** Provided data follows **

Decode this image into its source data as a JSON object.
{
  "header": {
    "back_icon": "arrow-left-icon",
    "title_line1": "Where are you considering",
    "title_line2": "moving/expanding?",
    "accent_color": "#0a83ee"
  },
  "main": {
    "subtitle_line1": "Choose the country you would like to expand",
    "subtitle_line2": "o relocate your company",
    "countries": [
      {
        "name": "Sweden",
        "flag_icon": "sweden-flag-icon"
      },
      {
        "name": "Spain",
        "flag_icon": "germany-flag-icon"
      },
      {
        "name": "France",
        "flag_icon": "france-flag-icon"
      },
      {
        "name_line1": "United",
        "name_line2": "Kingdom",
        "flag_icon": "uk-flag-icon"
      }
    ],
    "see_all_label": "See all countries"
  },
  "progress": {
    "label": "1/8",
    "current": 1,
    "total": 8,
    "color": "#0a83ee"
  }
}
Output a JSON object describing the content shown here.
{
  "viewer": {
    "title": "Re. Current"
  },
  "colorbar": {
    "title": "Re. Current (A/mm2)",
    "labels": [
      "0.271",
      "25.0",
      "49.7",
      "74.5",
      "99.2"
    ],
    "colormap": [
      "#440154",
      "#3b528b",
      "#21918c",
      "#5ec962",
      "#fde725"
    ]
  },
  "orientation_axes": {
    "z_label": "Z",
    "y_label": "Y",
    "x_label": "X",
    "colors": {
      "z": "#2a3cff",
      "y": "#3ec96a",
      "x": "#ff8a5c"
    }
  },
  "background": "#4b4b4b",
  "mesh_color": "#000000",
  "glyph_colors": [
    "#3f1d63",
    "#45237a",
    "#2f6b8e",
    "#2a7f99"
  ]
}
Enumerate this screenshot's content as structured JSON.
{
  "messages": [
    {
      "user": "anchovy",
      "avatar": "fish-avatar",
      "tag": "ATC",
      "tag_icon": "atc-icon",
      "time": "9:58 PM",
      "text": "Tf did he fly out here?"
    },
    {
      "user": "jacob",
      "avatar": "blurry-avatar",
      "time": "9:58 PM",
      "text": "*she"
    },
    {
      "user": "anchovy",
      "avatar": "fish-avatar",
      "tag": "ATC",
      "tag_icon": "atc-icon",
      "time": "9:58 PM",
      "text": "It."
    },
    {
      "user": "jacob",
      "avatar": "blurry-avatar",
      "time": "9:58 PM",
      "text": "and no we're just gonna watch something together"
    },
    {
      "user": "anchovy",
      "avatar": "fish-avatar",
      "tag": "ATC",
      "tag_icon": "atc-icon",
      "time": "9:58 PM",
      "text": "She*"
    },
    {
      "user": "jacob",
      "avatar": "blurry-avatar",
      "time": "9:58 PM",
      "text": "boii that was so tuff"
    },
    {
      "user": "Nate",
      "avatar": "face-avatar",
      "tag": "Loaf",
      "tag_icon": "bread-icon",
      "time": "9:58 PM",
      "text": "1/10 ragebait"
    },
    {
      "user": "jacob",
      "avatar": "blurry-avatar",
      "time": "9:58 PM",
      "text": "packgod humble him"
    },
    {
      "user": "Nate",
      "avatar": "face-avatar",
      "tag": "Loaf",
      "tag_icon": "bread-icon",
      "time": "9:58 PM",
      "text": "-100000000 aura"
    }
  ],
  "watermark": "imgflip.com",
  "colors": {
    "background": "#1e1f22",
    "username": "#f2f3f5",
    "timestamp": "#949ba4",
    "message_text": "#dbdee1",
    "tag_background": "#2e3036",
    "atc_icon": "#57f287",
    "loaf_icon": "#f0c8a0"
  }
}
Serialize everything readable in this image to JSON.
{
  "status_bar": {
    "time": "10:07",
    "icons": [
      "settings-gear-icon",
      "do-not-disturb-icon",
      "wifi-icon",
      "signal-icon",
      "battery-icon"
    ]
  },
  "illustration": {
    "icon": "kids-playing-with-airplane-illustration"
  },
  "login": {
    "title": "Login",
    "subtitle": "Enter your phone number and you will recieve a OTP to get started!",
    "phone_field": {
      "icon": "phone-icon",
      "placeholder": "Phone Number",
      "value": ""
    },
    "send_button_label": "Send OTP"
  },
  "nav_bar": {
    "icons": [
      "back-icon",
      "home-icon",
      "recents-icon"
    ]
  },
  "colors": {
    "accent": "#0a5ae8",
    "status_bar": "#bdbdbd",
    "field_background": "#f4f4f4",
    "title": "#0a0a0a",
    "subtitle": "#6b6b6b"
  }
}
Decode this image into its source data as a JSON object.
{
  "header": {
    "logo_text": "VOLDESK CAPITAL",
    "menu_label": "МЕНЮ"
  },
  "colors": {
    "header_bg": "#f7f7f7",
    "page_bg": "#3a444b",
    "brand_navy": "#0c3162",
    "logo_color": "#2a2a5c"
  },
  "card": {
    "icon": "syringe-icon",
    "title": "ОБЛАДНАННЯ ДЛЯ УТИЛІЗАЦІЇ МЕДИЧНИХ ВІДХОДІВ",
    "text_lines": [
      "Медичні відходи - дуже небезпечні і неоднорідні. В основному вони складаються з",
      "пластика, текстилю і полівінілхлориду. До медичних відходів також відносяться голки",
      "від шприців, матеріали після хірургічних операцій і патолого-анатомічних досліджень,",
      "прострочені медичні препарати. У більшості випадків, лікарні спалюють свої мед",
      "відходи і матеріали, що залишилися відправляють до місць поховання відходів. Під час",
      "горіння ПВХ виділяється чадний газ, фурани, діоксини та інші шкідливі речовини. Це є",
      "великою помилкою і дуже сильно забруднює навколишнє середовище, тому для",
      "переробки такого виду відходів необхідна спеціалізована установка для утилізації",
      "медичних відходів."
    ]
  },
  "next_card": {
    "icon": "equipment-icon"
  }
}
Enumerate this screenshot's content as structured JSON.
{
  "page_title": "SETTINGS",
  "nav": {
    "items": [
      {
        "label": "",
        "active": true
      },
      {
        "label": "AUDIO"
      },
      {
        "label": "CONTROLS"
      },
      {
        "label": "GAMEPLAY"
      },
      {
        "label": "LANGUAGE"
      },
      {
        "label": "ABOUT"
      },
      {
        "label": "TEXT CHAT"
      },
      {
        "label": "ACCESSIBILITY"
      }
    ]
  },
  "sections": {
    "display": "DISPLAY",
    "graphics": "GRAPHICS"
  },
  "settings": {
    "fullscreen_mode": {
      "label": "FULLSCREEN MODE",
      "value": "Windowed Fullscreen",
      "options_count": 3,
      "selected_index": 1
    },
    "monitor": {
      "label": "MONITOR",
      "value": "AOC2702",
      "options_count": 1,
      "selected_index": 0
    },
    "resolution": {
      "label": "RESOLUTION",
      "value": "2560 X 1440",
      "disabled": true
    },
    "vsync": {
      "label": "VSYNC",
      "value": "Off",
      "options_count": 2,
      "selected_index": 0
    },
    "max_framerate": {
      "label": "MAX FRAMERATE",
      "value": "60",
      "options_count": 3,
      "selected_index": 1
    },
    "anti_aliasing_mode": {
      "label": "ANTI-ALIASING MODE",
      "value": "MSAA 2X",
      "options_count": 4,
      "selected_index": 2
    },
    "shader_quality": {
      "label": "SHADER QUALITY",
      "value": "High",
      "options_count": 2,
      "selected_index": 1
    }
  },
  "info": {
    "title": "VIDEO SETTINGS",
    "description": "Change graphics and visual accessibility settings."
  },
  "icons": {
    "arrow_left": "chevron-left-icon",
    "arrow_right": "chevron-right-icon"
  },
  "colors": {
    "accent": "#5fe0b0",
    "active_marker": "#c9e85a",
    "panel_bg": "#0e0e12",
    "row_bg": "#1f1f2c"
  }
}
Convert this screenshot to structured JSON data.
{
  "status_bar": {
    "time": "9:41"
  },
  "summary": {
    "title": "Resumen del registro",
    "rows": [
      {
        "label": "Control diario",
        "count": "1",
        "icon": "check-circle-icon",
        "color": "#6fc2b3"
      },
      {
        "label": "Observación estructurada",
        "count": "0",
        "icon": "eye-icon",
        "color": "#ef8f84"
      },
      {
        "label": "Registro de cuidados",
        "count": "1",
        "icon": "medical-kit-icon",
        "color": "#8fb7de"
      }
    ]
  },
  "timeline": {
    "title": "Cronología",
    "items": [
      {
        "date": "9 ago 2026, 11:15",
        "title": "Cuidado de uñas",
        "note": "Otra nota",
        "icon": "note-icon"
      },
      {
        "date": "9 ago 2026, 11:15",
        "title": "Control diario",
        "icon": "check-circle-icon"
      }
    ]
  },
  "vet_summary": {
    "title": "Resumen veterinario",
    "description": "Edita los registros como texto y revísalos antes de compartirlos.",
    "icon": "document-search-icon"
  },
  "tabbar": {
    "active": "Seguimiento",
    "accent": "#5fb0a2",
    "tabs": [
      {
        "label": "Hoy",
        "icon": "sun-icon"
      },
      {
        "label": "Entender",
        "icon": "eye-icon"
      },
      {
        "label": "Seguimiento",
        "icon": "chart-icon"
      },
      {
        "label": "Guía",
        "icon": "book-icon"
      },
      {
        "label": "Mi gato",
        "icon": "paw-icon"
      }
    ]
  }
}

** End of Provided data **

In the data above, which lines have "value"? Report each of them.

      "value": ""
      "value": "Windowed Fullscreen",
      "value": "AOC2702",
      "value": "2560 X 1440",
      "value": "Off",
      "value": "60",
      "value": "MSAA 2X",
      "value": "High",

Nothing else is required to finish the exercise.